Energy Systems Dedicates First Company-Owned Microturbine Site
EMERYVILLE, CA (INGERSOLL RAND NEWS SERVICE) -- Ingersoll Rand Energy Systems hosted an open house and dedication in September for its first company-owned microturbine project that sells electricity and thermal energy to its client. Located in Emeryville, CA, the 750 kW alternative energy project serves EmeryStation, a 440,000-square-foot office, laboratory and retail development designed to support its primarily life sciences and technology-based tenant roster.
Energy Systems' Emeryville site consists of three 250 kW Ingersoll Rand microturbines that co-generate electricity and hot water for process and space heating. Commissioned in March 2006, the project provides two facilities, EmeryStation 1 and EmeryStation North, with more than 30 percent of base-load power and 80 percent of the thermal load.
Wareham Development, the developer and manager of the site, and its clients, benefit from energy and operating savings; more reliable power, with a reduction of load on the grid; and an ultra-clean, green energy source.

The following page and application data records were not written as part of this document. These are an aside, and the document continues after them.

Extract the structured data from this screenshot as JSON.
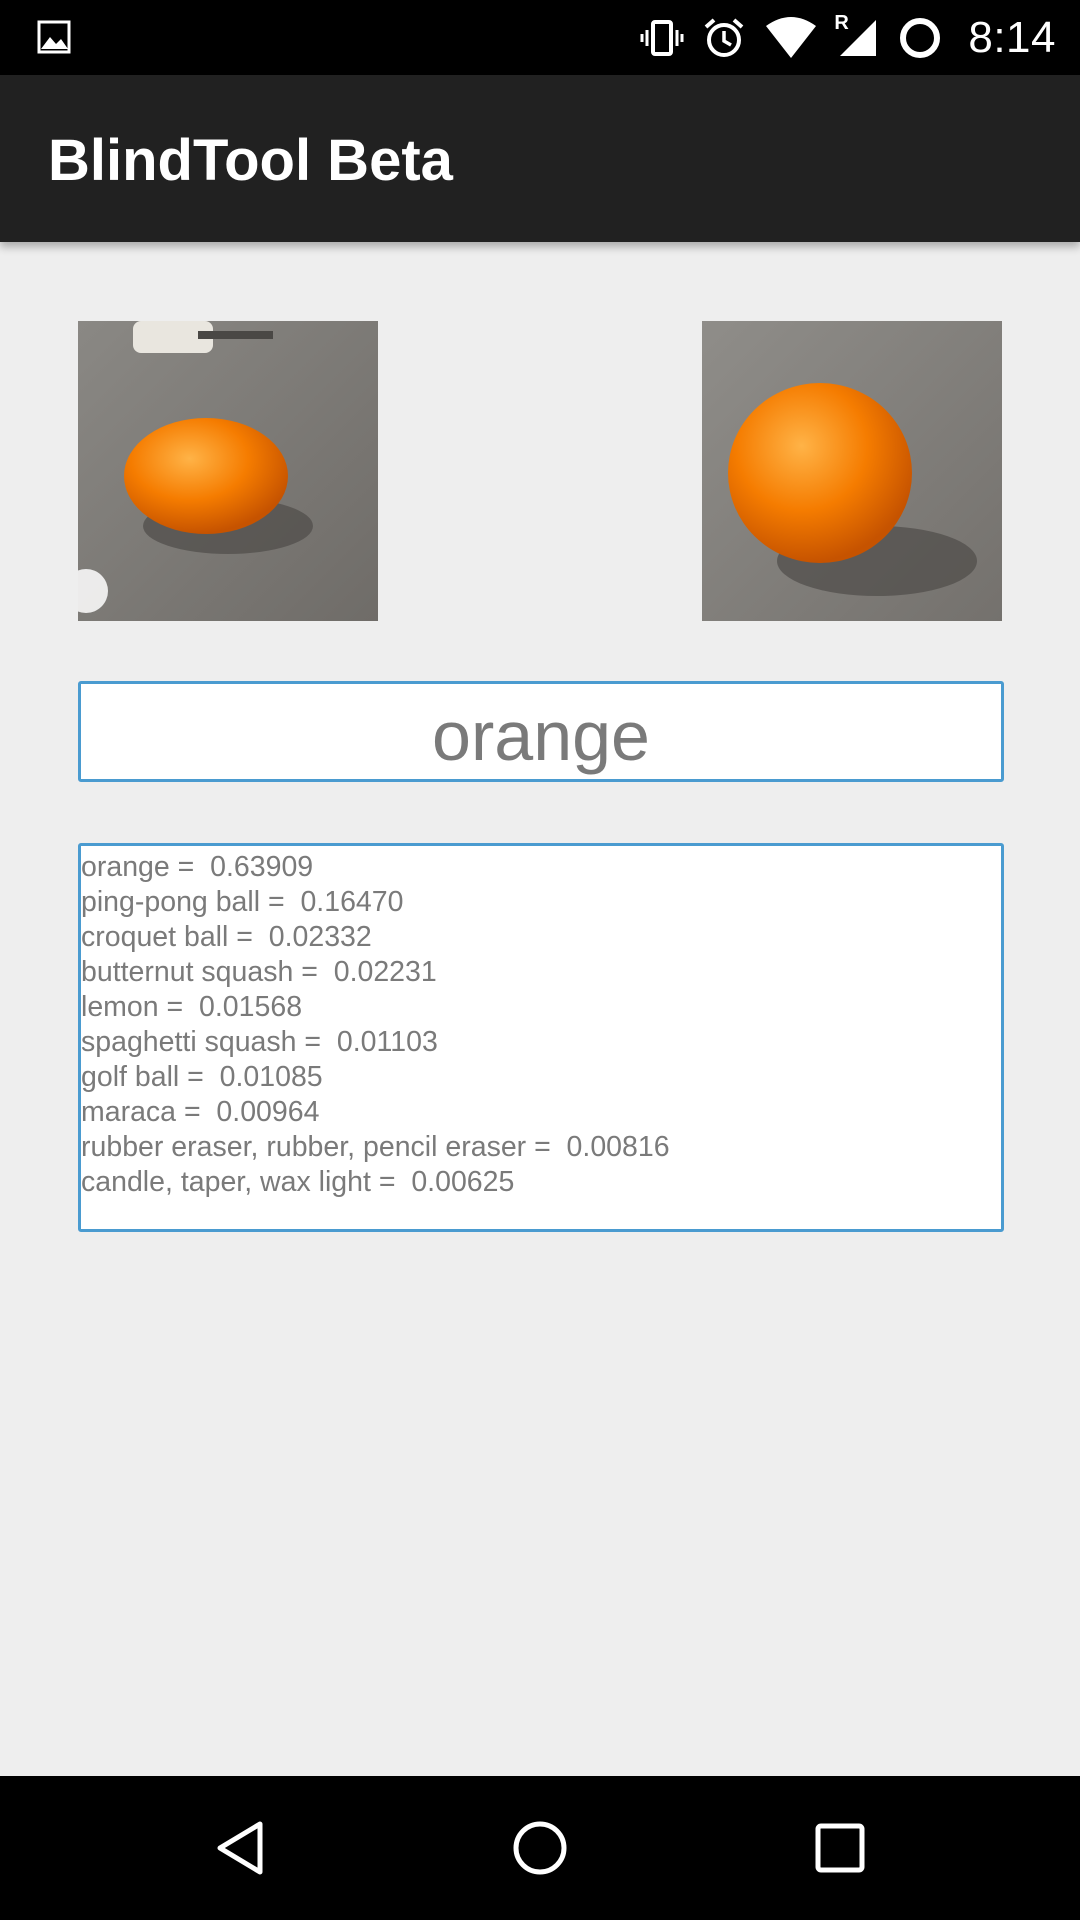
{
  "status_bar": {
    "time": "8:14",
    "icons": [
      "gallery-icon",
      "vibrate-icon",
      "alarm-icon",
      "wifi-icon",
      "signal-roaming-icon",
      "battery-icon"
    ],
    "roaming_indicator": "R"
  },
  "app_bar": {
    "title": "BlindTool Beta"
  },
  "images": {
    "left": "camera-frame-orange",
    "right": "crop-orange"
  },
  "prediction": {
    "label": "orange"
  },
  "results": [
    "orange =  0.63909",
    "ping-pong ball =  0.16470",
    "croquet ball =  0.02332",
    "butternut squash =  0.02231",
    "lemon =  0.01568",
    "spaghetti squash =  0.01103",
    "golf ball =  0.01085",
    "maraca =  0.00964",
    "rubber eraser, rubber, pencil eraser =  0.00816",
    "candle, taper, wax light =  0.00625"
  ],
  "nav_bar": {
    "icons": [
      "back-icon",
      "home-icon",
      "recents-icon"
    ]
  },
  "colors": {
    "app_bar": "#212121",
    "background": "#eeeeee",
    "box_border": "#4a9bd0",
    "text": "#7a7a7a"
  }
}
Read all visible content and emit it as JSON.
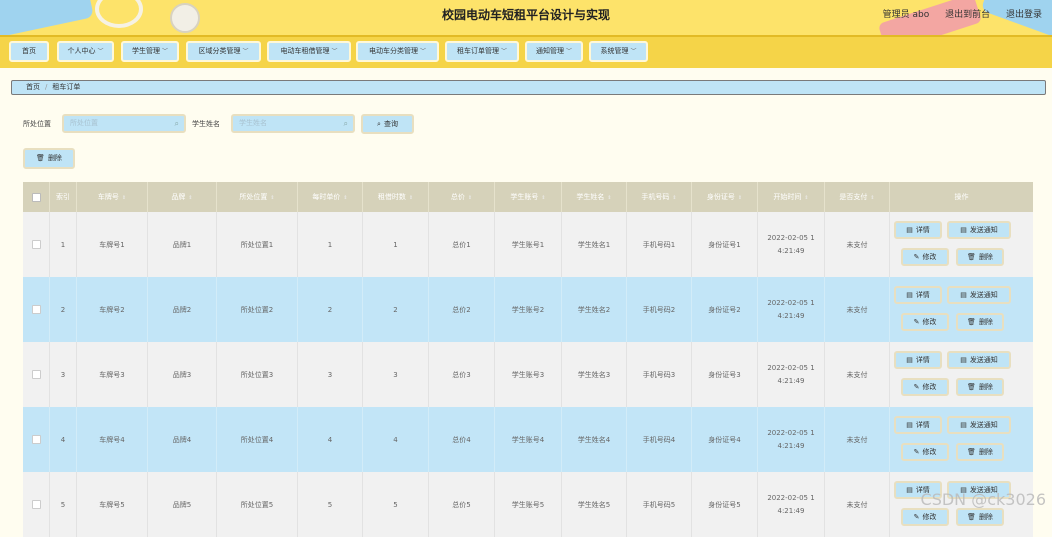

EmeryStation's biotech tenants require round-the-clock electricity and heat, resulting in an excellent value proposition for Energy Systems. Under the terms of the contract, Ingersoll Rand owns and operates the microturbine project and sells electricity and thermal energy to its client at a discounted rate. This type of agreement is also referred to as an Environmental and Energy Services Company (EESCo). While generating revenue for Ingersoll Rand, an EESCo also reduces the risk to the client.
The dedication was attended by Geoff Sears, partner, Wareham Development; City of Emeryville Mayor Ruth Atkin; Bill Sawyers, executive vice president and chief administrative officer of the Ernest Gallo Clinic and Research Center, a nationally recognized neuroscience research facility based at EmeryStation; local business leaders and potential clients. Representatives from Energy Systems and regional Security Technology sales managers also attended.
During the ceremony, Sears spoke about the significance of the alternative energy project to Wareham's philosophy of ensuring the health of its assets, both economically and environmentally. Mayor Atkin spoke about the City of Emeryville's commitment to environmental sustainability.
Combined, the three Ingersoll Rand MT250 microturbines generate enough electricity to power 100 homes, while offsetting 241 tons (219 metric tons) of carbon dioxide emissions every year. This is equivalent to planting 55 acres (0.22 square kilometers) of forest or taking 31 cars off the road.